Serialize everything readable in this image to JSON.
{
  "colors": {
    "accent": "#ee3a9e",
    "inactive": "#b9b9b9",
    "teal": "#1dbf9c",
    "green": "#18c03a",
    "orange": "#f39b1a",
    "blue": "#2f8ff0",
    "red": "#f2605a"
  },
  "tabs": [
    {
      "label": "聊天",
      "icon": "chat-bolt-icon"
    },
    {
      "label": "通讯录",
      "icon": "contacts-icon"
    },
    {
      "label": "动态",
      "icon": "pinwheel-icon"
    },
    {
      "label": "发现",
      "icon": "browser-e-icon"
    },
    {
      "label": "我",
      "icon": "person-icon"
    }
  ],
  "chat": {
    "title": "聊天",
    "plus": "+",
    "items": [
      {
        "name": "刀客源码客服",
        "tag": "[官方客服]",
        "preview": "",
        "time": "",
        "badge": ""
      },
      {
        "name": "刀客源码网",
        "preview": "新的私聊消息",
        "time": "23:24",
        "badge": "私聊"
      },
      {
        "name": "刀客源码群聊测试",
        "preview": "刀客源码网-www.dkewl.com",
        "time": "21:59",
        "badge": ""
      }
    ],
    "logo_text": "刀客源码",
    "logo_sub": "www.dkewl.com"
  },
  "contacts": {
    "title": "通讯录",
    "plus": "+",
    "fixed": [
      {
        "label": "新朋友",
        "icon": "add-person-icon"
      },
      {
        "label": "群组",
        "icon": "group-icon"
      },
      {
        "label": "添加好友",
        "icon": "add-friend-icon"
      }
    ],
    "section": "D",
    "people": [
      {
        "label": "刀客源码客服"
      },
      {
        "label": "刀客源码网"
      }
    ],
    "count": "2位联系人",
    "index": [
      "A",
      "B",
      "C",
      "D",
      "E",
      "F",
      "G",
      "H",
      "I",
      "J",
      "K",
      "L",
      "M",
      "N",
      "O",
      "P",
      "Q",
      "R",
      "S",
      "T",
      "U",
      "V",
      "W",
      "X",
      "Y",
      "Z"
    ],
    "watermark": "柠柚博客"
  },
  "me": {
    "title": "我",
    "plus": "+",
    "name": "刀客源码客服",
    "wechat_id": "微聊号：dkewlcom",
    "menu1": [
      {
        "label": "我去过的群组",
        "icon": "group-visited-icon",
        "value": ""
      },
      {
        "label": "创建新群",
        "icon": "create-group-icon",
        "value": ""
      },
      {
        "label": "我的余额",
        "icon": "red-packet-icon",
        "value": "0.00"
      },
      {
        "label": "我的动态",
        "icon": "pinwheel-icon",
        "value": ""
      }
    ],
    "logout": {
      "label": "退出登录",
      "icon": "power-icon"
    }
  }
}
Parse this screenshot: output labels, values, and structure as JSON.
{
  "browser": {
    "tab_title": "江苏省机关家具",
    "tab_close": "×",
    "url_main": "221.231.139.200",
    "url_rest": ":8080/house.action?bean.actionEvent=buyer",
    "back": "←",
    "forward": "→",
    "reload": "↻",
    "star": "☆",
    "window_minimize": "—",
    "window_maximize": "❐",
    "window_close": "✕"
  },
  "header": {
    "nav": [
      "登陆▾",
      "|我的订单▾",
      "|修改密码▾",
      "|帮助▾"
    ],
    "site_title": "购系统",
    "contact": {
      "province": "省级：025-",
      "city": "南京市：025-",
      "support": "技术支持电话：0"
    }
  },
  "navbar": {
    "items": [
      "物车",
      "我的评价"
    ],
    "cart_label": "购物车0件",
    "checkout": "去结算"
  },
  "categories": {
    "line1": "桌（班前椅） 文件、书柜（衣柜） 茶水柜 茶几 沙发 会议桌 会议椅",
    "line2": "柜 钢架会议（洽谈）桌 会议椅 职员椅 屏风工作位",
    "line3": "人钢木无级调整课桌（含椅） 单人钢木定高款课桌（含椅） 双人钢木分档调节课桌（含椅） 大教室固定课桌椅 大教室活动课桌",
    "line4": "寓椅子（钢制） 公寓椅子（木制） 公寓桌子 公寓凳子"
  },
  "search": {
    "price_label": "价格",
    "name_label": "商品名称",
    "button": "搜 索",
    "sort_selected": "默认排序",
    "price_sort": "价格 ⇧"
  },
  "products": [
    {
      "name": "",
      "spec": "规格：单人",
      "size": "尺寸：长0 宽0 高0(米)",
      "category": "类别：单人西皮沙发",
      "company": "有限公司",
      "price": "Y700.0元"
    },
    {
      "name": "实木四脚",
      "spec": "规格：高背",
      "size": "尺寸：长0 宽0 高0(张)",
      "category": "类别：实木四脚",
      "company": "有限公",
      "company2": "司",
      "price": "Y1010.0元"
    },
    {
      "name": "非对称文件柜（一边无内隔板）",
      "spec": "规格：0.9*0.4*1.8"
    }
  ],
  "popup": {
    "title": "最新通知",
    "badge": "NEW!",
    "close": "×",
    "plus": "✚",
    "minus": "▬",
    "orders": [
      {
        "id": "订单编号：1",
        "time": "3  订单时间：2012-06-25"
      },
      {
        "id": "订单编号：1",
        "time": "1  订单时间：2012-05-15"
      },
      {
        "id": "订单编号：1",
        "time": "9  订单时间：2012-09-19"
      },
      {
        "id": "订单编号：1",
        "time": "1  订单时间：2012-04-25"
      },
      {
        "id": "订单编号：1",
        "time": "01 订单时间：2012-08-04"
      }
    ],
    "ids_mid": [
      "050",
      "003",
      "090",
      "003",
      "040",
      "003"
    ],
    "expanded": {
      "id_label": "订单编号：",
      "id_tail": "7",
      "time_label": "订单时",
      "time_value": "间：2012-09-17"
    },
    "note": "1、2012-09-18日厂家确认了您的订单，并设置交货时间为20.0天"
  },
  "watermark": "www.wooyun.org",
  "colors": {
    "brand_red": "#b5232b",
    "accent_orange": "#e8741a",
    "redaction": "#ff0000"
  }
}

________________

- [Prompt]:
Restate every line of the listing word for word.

- [Output]:
Serialize everything readable in this image to JSON.
{
  "colors": {
    "accent": "#ee3a9e",
    "inactive": "#b9b9b9",
    "teal": "#1dbf9c",
    "green": "#18c03a",
    "orange": "#f39b1a",
    "blue": "#2f8ff0",
    "red": "#f2605a"
  },
  "tabs": [
    {
      "label": "聊天",
      "icon": "chat-bolt-icon"
    },
    {
      "label": "通讯录",
      "icon": "contacts-icon"
    },
    {
      "label": "动态",
      "icon": "pinwheel-icon"
    },
    {
      "label": "发现",
      "icon": "browser-e-icon"
    },
    {
      "label": "我",
      "icon": "person-icon"
    }
  ],
  "chat": {
    "title": "聊天",
    "plus": "+",
    "items": [
      {
        "name": "刀客源码客服",
        "tag": "[官方客服]",
        "preview": "",
        "time": "",
        "badge": ""
      },
      {
        "name": "刀客源码网",
        "preview": "新的私聊消息",
        "time": "23:24",
        "badge": "私聊"
      },
      {
        "name": "刀客源码群聊测试",
        "preview": "刀客源码网-www.dkewl.com",
        "time": "21:59",
        "badge": ""
      }
    ],
    "logo_text": "刀客源码",
    "logo_sub": "www.dkewl.com"
  },
  "contacts": {
    "title": "通讯录",
    "plus": "+",
    "fixed": [
      {
        "label": "新朋友",
        "icon": "add-person-icon"
      },
      {
        "label": "群组",
        "icon": "group-icon"
      },
      {
        "label": "添加好友",
        "icon": "add-friend-icon"
      }
    ],
    "section": "D",
    "people": [
      {
        "label": "刀客源码客服"
      },
      {
        "label": "刀客源码网"
      }
    ],
    "count": "2位联系人",
    "index": [
      "A",
      "B",
      "C",
      "D",
      "E",
      "F",
      "G",
      "H",
      "I",
      "J",
      "K",
      "L",
      "M",
      "N",
      "O",
      "P",
      "Q",
      "R",
      "S",
      "T",
      "U",
      "V",
      "W",
      "X",
      "Y",
      "Z"
    ],
    "watermark": "柠柚博客"
  },
  "me": {
    "title": "我",
    "plus": "+",
    "name": "刀客源码客服",
    "wechat_id": "微聊号：dkewlcom",
    "menu1": [
      {
        "label": "我去过的群组",
        "icon": "group-visited-icon",
        "value": ""
      },
      {
        "label": "创建新群",
        "icon": "create-group-icon",
        "value": ""
      },
      {
        "label": "我的余额",
        "icon": "red-packet-icon",
        "value": "0.00"
      },
      {
        "label": "我的动态",
        "icon": "pinwheel-icon",
        "value": ""
      }
    ],
    "logout": {
      "label": "退出登录",
      "icon": "power-icon"
    }
  }
}
Parse this screenshot: output labels, values, and structure as JSON.
{
  "browser": {
    "tab_title": "江苏省机关家具",
    "tab_close": "×",
    "url_main": "221.231.139.200",
    "url_rest": ":8080/house.action?bean.actionEvent=buyer",
    "back": "←",
    "forward": "→",
    "reload": "↻",
    "star": "☆",
    "window_minimize": "—",
    "window_maximize": "❐",
    "window_close": "✕"
  },
  "header": {
    "nav": [
      "登陆▾",
      "|我的订单▾",
      "|修改密码▾",
      "|帮助▾"
    ],
    "site_title": "购系统",
    "contact": {
      "province": "省级：025-",
      "city": "南京市：025-",
      "support": "技术支持电话：0"
    }
  },
  "navbar": {
    "items": [
      "物车",
      "我的评价"
    ],
    "cart_label": "购物车0件",
    "checkout": "去结算"
  },
  "categories": {
    "line1": "桌（班前椅） 文件、书柜（衣柜） 茶水柜 茶几 沙发 会议桌 会议椅",
    "line2": "柜 钢架会议（洽谈）桌 会议椅 职员椅 屏风工作位",
    "line3": "人钢木无级调整课桌（含椅） 单人钢木定高款课桌（含椅） 双人钢木分档调节课桌（含椅） 大教室固定课桌椅 大教室活动课桌",
    "line4": "寓椅子（钢制） 公寓椅子（木制） 公寓桌子 公寓凳子"
  },
  "search": {
    "price_label": "价格",
    "name_label": "商品名称",
    "button": "搜 索",
    "sort_selected": "默认排序",
    "price_sort": "价格 ⇧"
  },
  "products": [
    {
      "name": "",
      "spec": "规格：单人",
      "size": "尺寸：长0 宽0 高0(米)",
      "category": "类别：单人西皮沙发",
      "company": "有限公司",
      "price": "Y700.0元"
    },
    {
      "name": "实木四脚",
      "spec": "规格：高背",
      "size": "尺寸：长0 宽0 高0(张)",
      "category": "类别：实木四脚",
      "company": "有限公",
      "company2": "司",
      "price": "Y1010.0元"
    },
    {
      "name": "非对称文件柜（一边无内隔板）",
      "spec": "规格：0.9*0.4*1.8"
    }
  ],
  "popup": {
    "title": "最新通知",
    "badge": "NEW!",
    "close": "×",
    "plus": "✚",
    "minus": "▬",
    "orders": [
      {
        "id": "订单编号：1",
        "time": "3  订单时间：2012-06-25"
      },
      {
        "id": "订单编号：1",
        "time": "1  订单时间：2012-05-15"
      },
      {
        "id": "订单编号：1",
        "time": "9  订单时间：2012-09-19"
      },
      {
        "id": "订单编号：1",
        "time": "1  订单时间：2012-04-25"
      },
      {
        "id": "订单编号：1",
        "time": "01 订单时间：2012-08-04"
      }
    ],
    "ids_mid": [
      "050",
      "003",
      "090",
      "003",
      "040",
      "003"
    ],
    "expanded": {
      "id_label": "订单编号：",
      "id_tail": "7",
      "time_label": "订单时",
      "time_value": "间：2012-09-17"
    },
    "note": "1、2012-09-18日厂家确认了您的订单，并设置交货时间为20.0天"
  },
  "watermark": "www.wooyun.org",
  "colors": {
    "brand_red": "#b5232b",
    "accent_orange": "#e8741a",
    "redaction": "#ff0000"
  }
}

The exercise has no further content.